What this task involves: Without the pictures, restate all of the data below word for word.

[App and web page records]
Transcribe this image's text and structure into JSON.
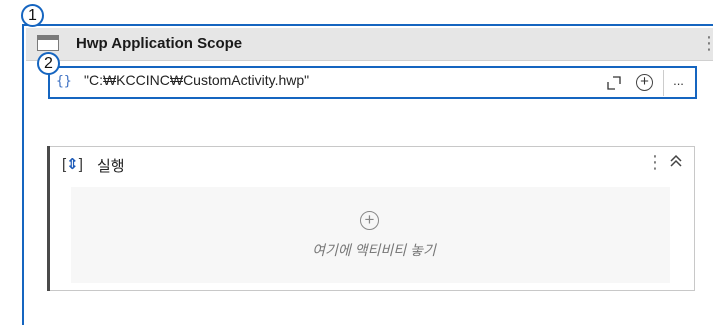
{
  "annotations": {
    "first": "1",
    "second": "2"
  },
  "scope": {
    "title": "Hwp Application Scope",
    "menu_glyph": "⋮",
    "icon": "window-icon"
  },
  "path_input": {
    "prefix_glyph": "{}",
    "value": "\"C:₩KCCINC₩CustomActivity.hwp\"",
    "expand_icon": "expand-icon",
    "plus_glyph": "+",
    "more_label": "..."
  },
  "sequence": {
    "icon": "sequence-icon",
    "icon_glyph_left": "[",
    "icon_glyph_arrow": "⇕",
    "icon_glyph_right": "]",
    "title": "실행",
    "menu_glyph": "⋮",
    "collapse_glyph": "⌃",
    "drop_plus_glyph": "+",
    "drop_text": "여기에 액티비티 놓기"
  },
  "colors": {
    "accent": "#1565c0",
    "header_bg": "#e6e6e6",
    "drop_bg": "#f7f7f7"
  }
}
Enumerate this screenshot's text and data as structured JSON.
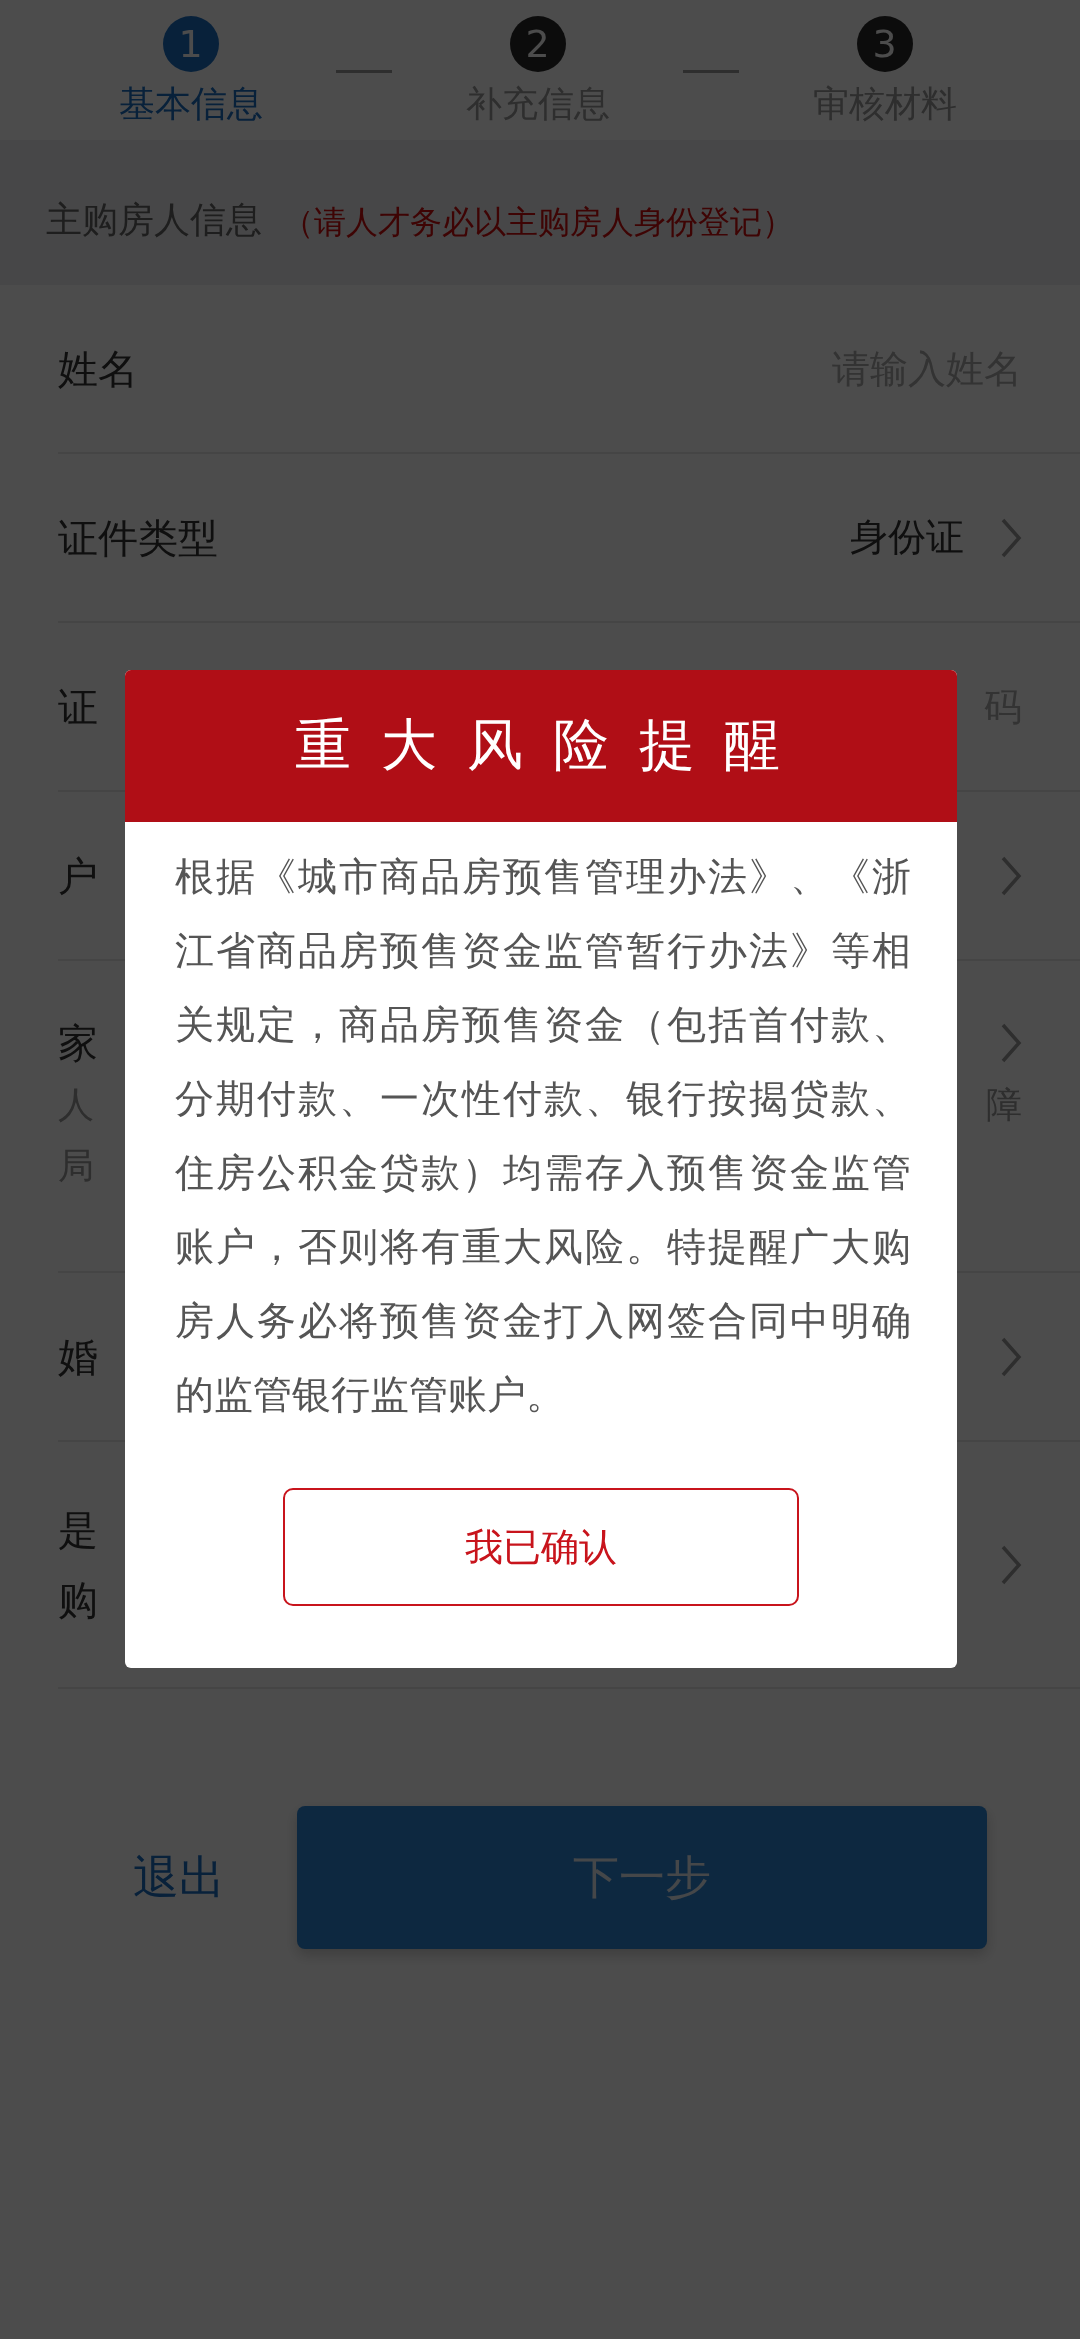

Solution to the exercise:
Transcribe this image's text and structure into JSON.
{
  "annotations": {
    "first": "1",
    "second": "2"
  },
  "scope": {
    "title": "Hwp Application Scope",
    "menu_glyph": "⋮",
    "icon": "window-icon"
  },
  "path_input": {
    "prefix_glyph": "{}",
    "value": "\"C:₩KCCINC₩CustomActivity.hwp\"",
    "expand_icon": "expand-icon",
    "plus_glyph": "+",
    "more_label": "..."
  },
  "sequence": {
    "icon": "sequence-icon",
    "icon_glyph_left": "[",
    "icon_glyph_arrow": "⇕",
    "icon_glyph_right": "]",
    "title": "실행",
    "menu_glyph": "⋮",
    "collapse_glyph": "⌃",
    "drop_plus_glyph": "+",
    "drop_text": "여기에 액티비티 놓기"
  },
  "colors": {
    "accent": "#1565c0",
    "header_bg": "#e6e6e6",
    "drop_bg": "#f7f7f7"
  }
}
Enumerate this screenshot's text and data as structured JSON.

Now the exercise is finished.